Activity: Reproduce all of the data below without alteration; exclude every picture.

Records supplied:

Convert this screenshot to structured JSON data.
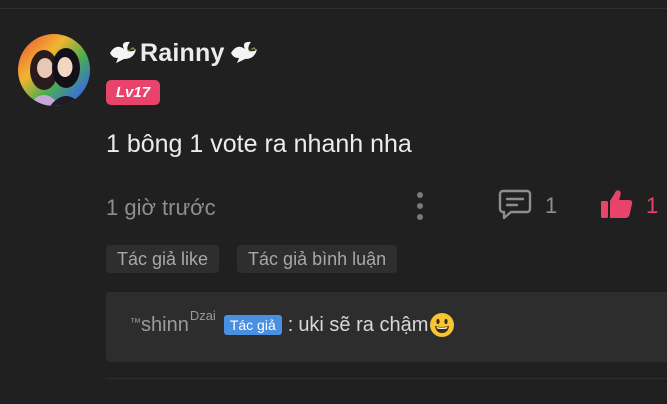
{
  "comment": {
    "username": "Rainny",
    "username_icons": [
      "dove-icon",
      "dove-icon"
    ],
    "level": "Lv17",
    "text": "1 bông 1 vote ra nhanh nha",
    "timestamp": "1 giờ trước",
    "reply_count": "1",
    "like_count": "1",
    "tags": {
      "author_liked": "Tác giả like",
      "author_replied": "Tác giả bình luận"
    }
  },
  "reply": {
    "tm_prefix": "™",
    "author": "shinn",
    "author_sup": "Dzai",
    "badge": "Tác giả",
    "separator": ":",
    "text": "uki sẽ ra chậm",
    "emoji_icon": "grinning-face-icon"
  },
  "colors": {
    "background": "#202020",
    "accent_pink": "#e8436b",
    "author_badge_blue": "#4a90e2",
    "reply_box": "#2d2d2d"
  }
}
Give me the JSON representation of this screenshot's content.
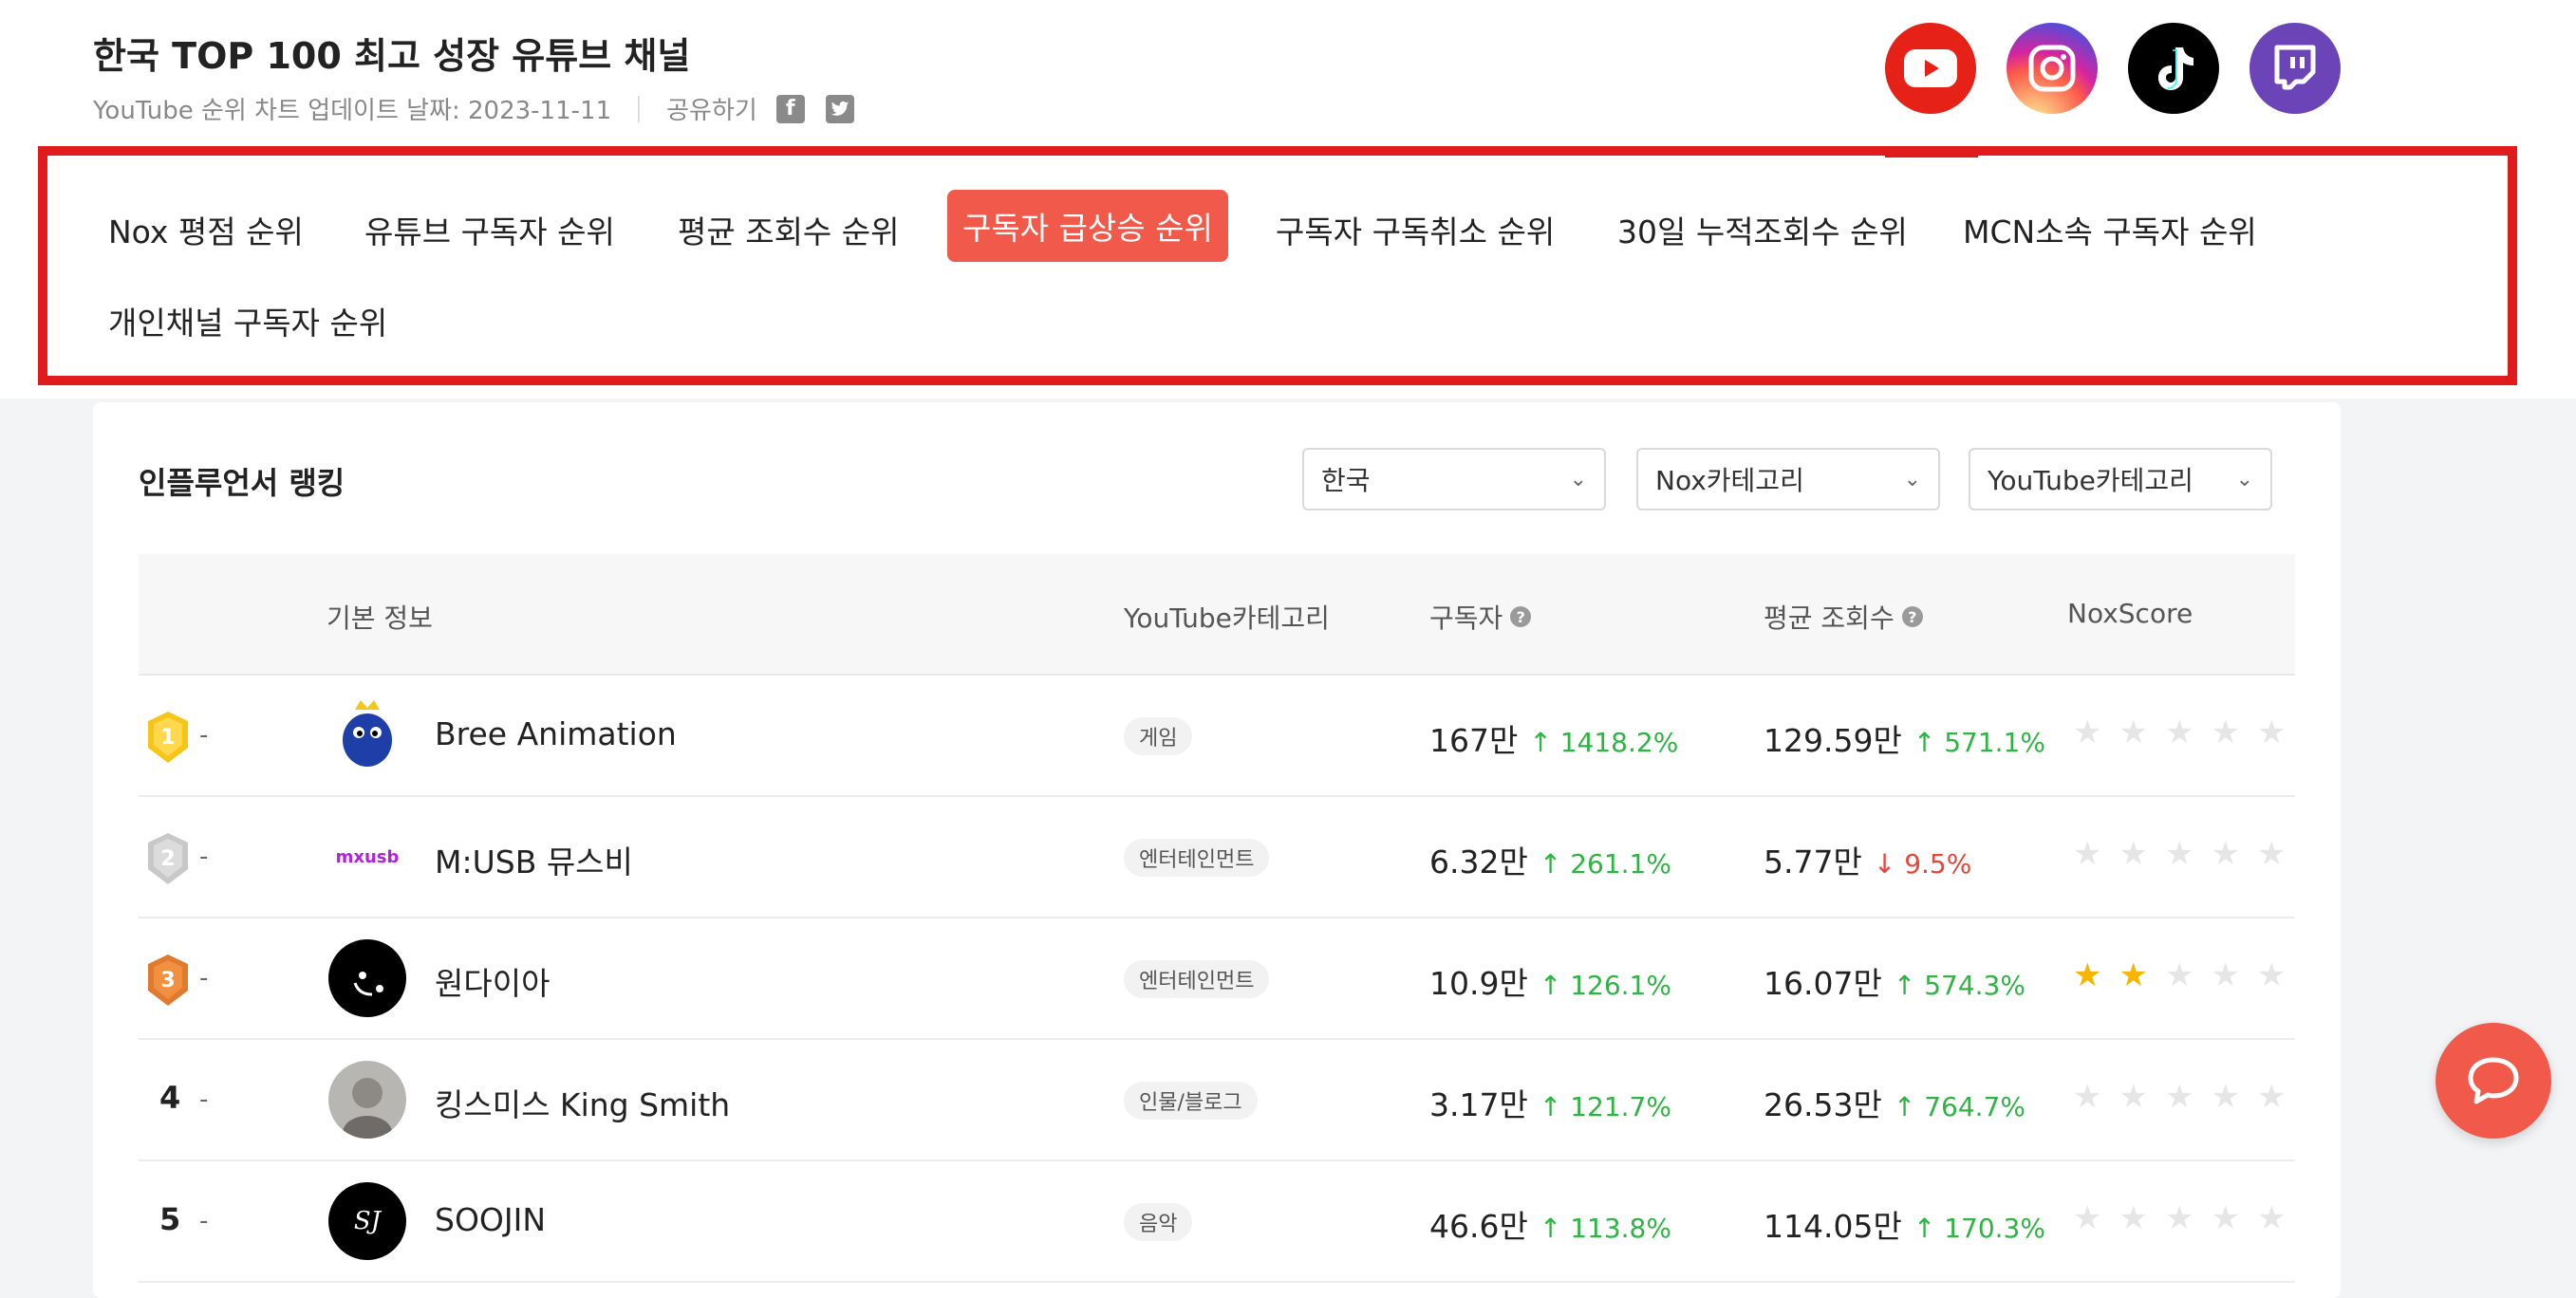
{
  "header": {
    "title": "한국 TOP 100 최고 성장 유튜브 채널",
    "update_text": "YouTube 순위 차트 업데이트 날짜: 2023-11-11",
    "share_label": "공유하기",
    "share_icons": [
      "facebook-icon",
      "twitter-icon"
    ]
  },
  "social": [
    {
      "name": "youtube-icon",
      "color": "#e62117"
    },
    {
      "name": "instagram-icon",
      "color": "#d6249f"
    },
    {
      "name": "tiktok-icon",
      "color": "#000000"
    },
    {
      "name": "twitch-icon",
      "color": "#6b45b8"
    }
  ],
  "tabs": [
    {
      "label": "Nox 평점 순위",
      "active": false
    },
    {
      "label": "유튜브 구독자 순위",
      "active": false
    },
    {
      "label": "평균 조회수 순위",
      "active": false
    },
    {
      "label": "구독자 급상승 순위",
      "active": true
    },
    {
      "label": "구독자 구독취소 순위",
      "active": false
    },
    {
      "label": "30일 누적조회수 순위",
      "active": false
    },
    {
      "label": "MCN소속 구독자 순위",
      "active": false
    },
    {
      "label": "개인채널 구독자 순위",
      "active": false
    }
  ],
  "ranking": {
    "title": "인플루언서 랭킹",
    "filters": [
      "한국",
      "Nox카테고리",
      "YouTube카테고리"
    ],
    "columns": {
      "basic_info": "기본 정보",
      "category": "YouTube카테고리",
      "subscribers": "구독자",
      "avg_views": "평균 조회수",
      "score": "NoxScore"
    },
    "rows": [
      {
        "rank": "1",
        "change": "-",
        "name": "Bree Animation",
        "category": "게임",
        "subs": "167만",
        "subs_change": "↑ 1418.2%",
        "subs_dir": "up",
        "views": "129.59만",
        "views_change": "↑ 571.1%",
        "views_dir": "up",
        "stars": 0
      },
      {
        "rank": "2",
        "change": "-",
        "name": "M:USB 뮤스비",
        "category": "엔터테인먼트",
        "subs": "6.32만",
        "subs_change": "↑ 261.1%",
        "subs_dir": "up",
        "views": "5.77만",
        "views_change": "↓ 9.5%",
        "views_dir": "down",
        "stars": 0
      },
      {
        "rank": "3",
        "change": "-",
        "name": "원다이아",
        "category": "엔터테인먼트",
        "subs": "10.9만",
        "subs_change": "↑ 126.1%",
        "subs_dir": "up",
        "views": "16.07만",
        "views_change": "↑ 574.3%",
        "views_dir": "up",
        "stars": 2
      },
      {
        "rank": "4",
        "change": "-",
        "name": "킹스미스 King Smith",
        "category": "인물/블로그",
        "subs": "3.17만",
        "subs_change": "↑ 121.7%",
        "subs_dir": "up",
        "views": "26.53만",
        "views_change": "↑ 764.7%",
        "views_dir": "up",
        "stars": 0
      },
      {
        "rank": "5",
        "change": "-",
        "name": "SOOJIN",
        "category": "음악",
        "subs": "46.6만",
        "subs_change": "↑ 113.8%",
        "subs_dir": "up",
        "views": "114.05만",
        "views_change": "↑ 170.3%",
        "views_dir": "up",
        "stars": 0
      }
    ]
  },
  "avatar_text": {
    "usb": "mxusb",
    "soojin": "SJ"
  },
  "medal_colors": {
    "gold": "#f5c518",
    "silver": "#c8c8c8",
    "bronze": "#e07a2c"
  },
  "accent": "#f15a4a",
  "outline": "#e01b1b"
}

Completed exercise:
Convert this screenshot to structured JSON data.
{
  "comment": {
    "username": "Rainny",
    "username_icons": [
      "dove-icon",
      "dove-icon"
    ],
    "level": "Lv17",
    "text": "1 bông 1 vote ra nhanh nha",
    "timestamp": "1 giờ trước",
    "reply_count": "1",
    "like_count": "1",
    "tags": {
      "author_liked": "Tác giả like",
      "author_replied": "Tác giả bình luận"
    }
  },
  "reply": {
    "tm_prefix": "™",
    "author": "shinn",
    "author_sup": "Dzai",
    "badge": "Tác giả",
    "separator": ":",
    "text": "uki sẽ ra chậm",
    "emoji_icon": "grinning-face-icon"
  },
  "colors": {
    "background": "#202020",
    "accent_pink": "#e8436b",
    "author_badge_blue": "#4a90e2",
    "reply_box": "#2d2d2d"
  }
}
Give me the JSON representation of this screenshot's content.
{
  "header": {
    "title": "한국 TOP 100 최고 성장 유튜브 채널",
    "update_text": "YouTube 순위 차트 업데이트 날짜: 2023-11-11",
    "share_label": "공유하기",
    "share_icons": [
      "facebook-icon",
      "twitter-icon"
    ]
  },
  "social": [
    {
      "name": "youtube-icon",
      "color": "#e62117"
    },
    {
      "name": "instagram-icon",
      "color": "#d6249f"
    },
    {
      "name": "tiktok-icon",
      "color": "#000000"
    },
    {
      "name": "twitch-icon",
      "color": "#6b45b8"
    }
  ],
  "tabs": [
    {
      "label": "Nox 평점 순위",
      "active": false
    },
    {
      "label": "유튜브 구독자 순위",
      "active": false
    },
    {
      "label": "평균 조회수 순위",
      "active": false
    },
    {
      "label": "구독자 급상승 순위",
      "active": true
    },
    {
      "label": "구독자 구독취소 순위",
      "active": false
    },
    {
      "label": "30일 누적조회수 순위",
      "active": false
    },
    {
      "label": "MCN소속 구독자 순위",
      "active": false
    },
    {
      "label": "개인채널 구독자 순위",
      "active": false
    }
  ],
  "ranking": {
    "title": "인플루언서 랭킹",
    "filters": [
      "한국",
      "Nox카테고리",
      "YouTube카테고리"
    ],
    "columns": {
      "basic_info": "기본 정보",
      "category": "YouTube카테고리",
      "subscribers": "구독자",
      "avg_views": "평균 조회수",
      "score": "NoxScore"
    },
    "rows": [
      {
        "rank": "1",
        "change": "-",
        "name": "Bree Animation",
        "category": "게임",
        "subs": "167만",
        "subs_change": "↑ 1418.2%",
        "subs_dir": "up",
        "views": "129.59만",
        "views_change": "↑ 571.1%",
        "views_dir": "up",
        "stars": 0
      },
      {
        "rank": "2",
        "change": "-",
        "name": "M:USB 뮤스비",
        "category": "엔터테인먼트",
        "subs": "6.32만",
        "subs_change": "↑ 261.1%",
        "subs_dir": "up",
        "views": "5.77만",
        "views_change": "↓ 9.5%",
        "views_dir": "down",
        "stars": 0
      },
      {
        "rank": "3",
        "change": "-",
        "name": "원다이아",
        "category": "엔터테인먼트",
        "subs": "10.9만",
        "subs_change": "↑ 126.1%",
        "subs_dir": "up",
        "views": "16.07만",
        "views_change": "↑ 574.3%",
        "views_dir": "up",
        "stars": 2
      },
      {
        "rank": "4",
        "change": "-",
        "name": "킹스미스 King Smith",
        "category": "인물/블로그",
        "subs": "3.17만",
        "subs_change": "↑ 121.7%",
        "subs_dir": "up",
        "views": "26.53만",
        "views_change": "↑ 764.7%",
        "views_dir": "up",
        "stars": 0
      },
      {
        "rank": "5",
        "change": "-",
        "name": "SOOJIN",
        "category": "음악",
        "subs": "46.6만",
        "subs_change": "↑ 113.8%",
        "subs_dir": "up",
        "views": "114.05만",
        "views_change": "↑ 170.3%",
        "views_dir": "up",
        "stars": 0
      }
    ]
  },
  "avatar_text": {
    "usb": "mxusb",
    "soojin": "SJ"
  },
  "medal_colors": {
    "gold": "#f5c518",
    "silver": "#c8c8c8",
    "bronze": "#e07a2c"
  },
  "accent": "#f15a4a",
  "outline": "#e01b1b"
}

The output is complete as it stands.